Do you know how weird/hilarious it is to list 22 worldwide locations that you know almost nothing about in order of preference?  We had to look some up to see where they were.  We literally wrote them all on slips of paper and then arranged/rearranged them in a list on the floor.  I took a picture of the final result:

It seems a bit random, because… well… it kind of is.  I mean, what order would YOU put them in?  Is Okinawa preferable to Yokosuka?  Rota vs. Sigonella?  Bremerton vs. Jacksonville?  It’s just such a crazy spread of places.  (Some that seem like preferable locations, we ranked lower if they only had a clinic instead of a whole hospital.)

Anyway, back in March they broke the news:  Guam.

In case you’re not ENTIRELY sure where Guam is (as, I’ve found, most people aren’t), it’s a little speck of an island in the Pacific, just north (yes, north) of the equator.  It’s about 1000 miles east of the Philippines, 1500 miles south of Japan, and 1500 miles north of Papua New Guinea.  It’s 30 miles long and about 6 miles wide at the widest point.  Population of around 160,000.
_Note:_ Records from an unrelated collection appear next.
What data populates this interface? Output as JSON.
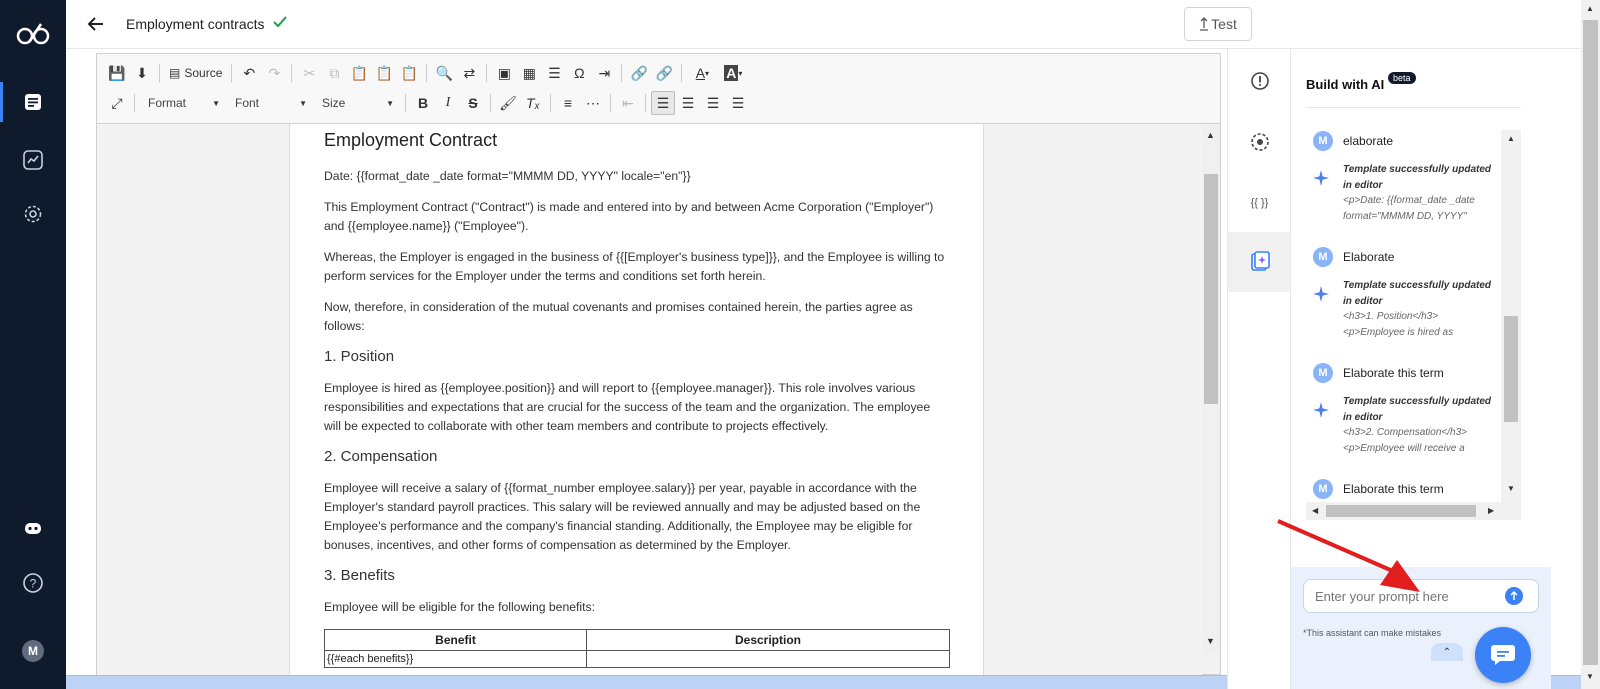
{
  "rail": {
    "avatar": "M"
  },
  "header": {
    "title": "Employment contracts",
    "test_label": "Test"
  },
  "toolbar": {
    "source_label": "Source",
    "format_label": "Format",
    "font_label": "Font",
    "size_label": "Size"
  },
  "document": {
    "title": "Employment Contract",
    "date_line": "Date: {{format_date _date format=\"MMMM DD, YYYY\" locale=\"en\"}}",
    "intro": "This Employment Contract (\"Contract\") is made and entered into by and between Acme Corporation (\"Employer\") and {{employee.name}} (\"Employee\").",
    "whereas": "Whereas, the Employer is engaged in the business of {{[Employer's business type]}}, and the Employee is willing to perform services for the Employer under the terms and conditions set forth herein.",
    "now_therefore": "Now, therefore, in consideration of the mutual covenants and promises contained herein, the parties agree as follows:",
    "s1_title": "1. Position",
    "s1_body": "Employee is hired as {{employee.position}} and will report to {{employee.manager}}. This role involves various responsibilities and expectations that are crucial for the success of the team and the organization. The employee will be expected to collaborate with other team members and contribute to projects effectively.",
    "s2_title": "2. Compensation",
    "s2_body": "Employee will receive a salary of {{format_number employee.salary}} per year, payable in accordance with the Employer's standard payroll practices. This salary will be reviewed annually and may be adjusted based on the Employee's performance and the company's financial standing. Additionally, the Employee may be eligible for bonuses, incentives, and other forms of compensation as determined by the Employer.",
    "s3_title": "3. Benefits",
    "s3_body": "Employee will be eligible for the following benefits:",
    "table_headers": [
      "Benefit",
      "Description"
    ],
    "table_first_cell": "{{#each benefits}}"
  },
  "icon_column": {
    "variables_label": "{{ }}"
  },
  "ai_panel": {
    "title": "Build with AI",
    "badge": "beta",
    "messages": [
      {
        "user": "elaborate",
        "status": "Template successfully updated in editor",
        "code1": "<p>Date: {{format_date _date",
        "code2": "format=\"MMMM DD, YYYY\""
      },
      {
        "user": "Elaborate",
        "status": "Template successfully updated in editor",
        "code1": "<h3>1. Position</h3>",
        "code2": "<p>Employee is hired as"
      },
      {
        "user": "Elaborate this term",
        "status": "Template successfully updated in editor",
        "code1": "<h3>2. Compensation</h3>",
        "code2": "<p>Employee will receive a"
      },
      {
        "user": "Elaborate this term"
      }
    ],
    "user_avatar": "M",
    "prompt_placeholder": "Enter your prompt here",
    "disclaimer": "*This assistant can make mistakes"
  },
  "colors": {
    "rail_bg": "#0f1b2d",
    "accent": "#3b82f6",
    "success": "#16a34a",
    "annotation": "#e11d1d"
  }
}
Not much different from DC, right?  (Hahahahaha.)

If you know anything about PCSing (PCS = Permanent Change of Station - the military could rival medicine for number of acronyms), you know that the whole time since they gave Jack his orders to Guam, the whole five months since then, have been full of… paperwork.

(That’s another way the military is similar to medicine, by the way.  Both SOUND exciting, but are in actuality fairly boring and full of mostly paperwork.  Moving to Guam sounds kind of exciting, right?  But in actuality it entails things like getting medical checklists signed off by doctors you’ve never met, completing powerpoint-style “move counseling” online, tallying up the total weight of your household goods, standing in line for no-fee passports, and getting health certificates for your dog.  Working as a doctor in a hospital sounds kind of exciting, right?  But in actuality it entails things like writing endless structured daily progress notes, typing orders into a computer, calling the lab to ask them why the results aren’t in yet, and trying to reconcile lists of patient medications with the pharmacy.)

And if you know anything about PCSing overseas (a.k.a. OCONUS = Outside the CONtinental United States), you are not surprised to learn that despite being here for almost 2 weeks now, we are still living out of suitcases and in temporary housing, and our household goods (a.k.a. HHGs… again with the abbreviations) are God-And-The-Navy-Only-Know-Where.  We certainly don’t.  On the ocean somewhere, I suppose.  We’re supposed to be able to track them on the DTS (that’s Defense Travel System) website, but it seems to be broken.  At least, we can’t log in no matter what we try.

BUT!  We’re moving into our house on the 15th, and presumably all our stuff will get here eventually.  So until then, we’re dealing with it. 

And the scenery is nice.